Vik: it’s about depth and doing things outside people’s comfort zones. You know the spheres aren’t paintings; they are not that easy to analyse and view; it’s not obvious, the same as the music we do, is not obvious is left-field, avant-garde, and a little bit challenging to most normal ears.
Spheres LP is the first album of your new record label Re·search. It takes as starting point the work of artist & mathematician Timothy Cresswell. What is the intellectual process behind its inception?
Pete: For me, it’s a method, if you think about techno and techno moving into experimental versions of itself and then splintering in all the genres of electronic music you are looking at. They are explorations of reinventing. We didn’t know how the record would be when we came to Timothy’s house. We had to get there and improvise.

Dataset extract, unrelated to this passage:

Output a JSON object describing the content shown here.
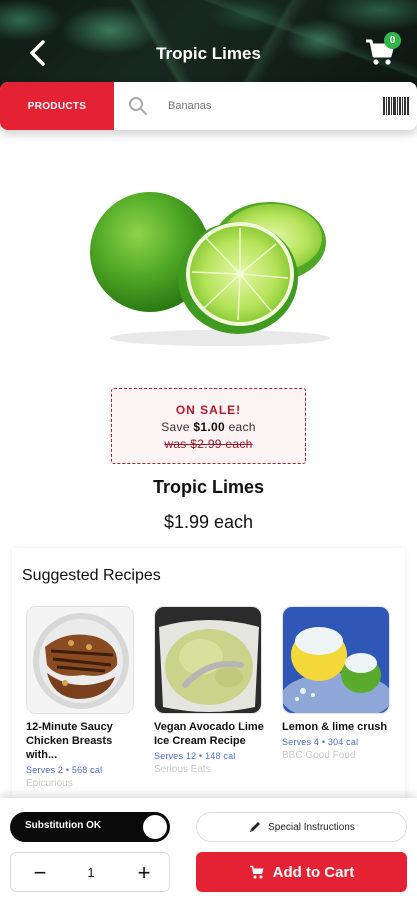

Vik: I saw [Timothy’s work] for the first time in Hackney Wicked 4-5 years ago. At that time, I was into sacred geometry, making very basic 2D versions of your [Timothy] spheres, and struck by the synergy between everything happening in the world. I was like, this feels right like now, but then it was just not the time to do anything with it.
Then it came back around now that we have a project that suits, an idea we had, let’s do something art based, are we going to do a record or we going to make art or an exhibition? Let’s do all of it. The idea behind the record was: what would the imagery represent the music of the people we are working with, but how would that be represented? We thought through many ideas, but then it came to the sculptures.
How did you meet his son Daniel Cresswell?
Daniel and I collaborate all the time, and when seeing this was so ahead of the time, and nobody still knows about it, this opportunity is not only to promote the record is also to promote the story, the whole history of Tim; this is how a very organic idea works, when the seeds are planted we didn’t do any work, it all falls into place. The concept of the label is not about selling records and making money. It is trying to raise awareness of this art and our artists, promote our artists and show people how incredible they are.
What has been your craziest project with Split Music?
The Raw trailer was great because we wanted to go and try it. But also, projects like the Lexus project are probably my favourite because it was like the first time I worked with my friends, and I managed to make them quit their jobs.
What is your chief enemy of creativity?
Pete: Time. I’m from a creative background and still do lots of creative stuff, but time.
Vik: Assumption, it kills creativity.
You couldn’t live without…
Pete: I have two: one is quite pretentious, and one’s really basic. One is that I don’t know where I’m going and will do it until I’m dead. So the unknown. And the second one is my daughters.
Vik: I can’t live without my dreams. I do exist because I have dreams, and they go in one direction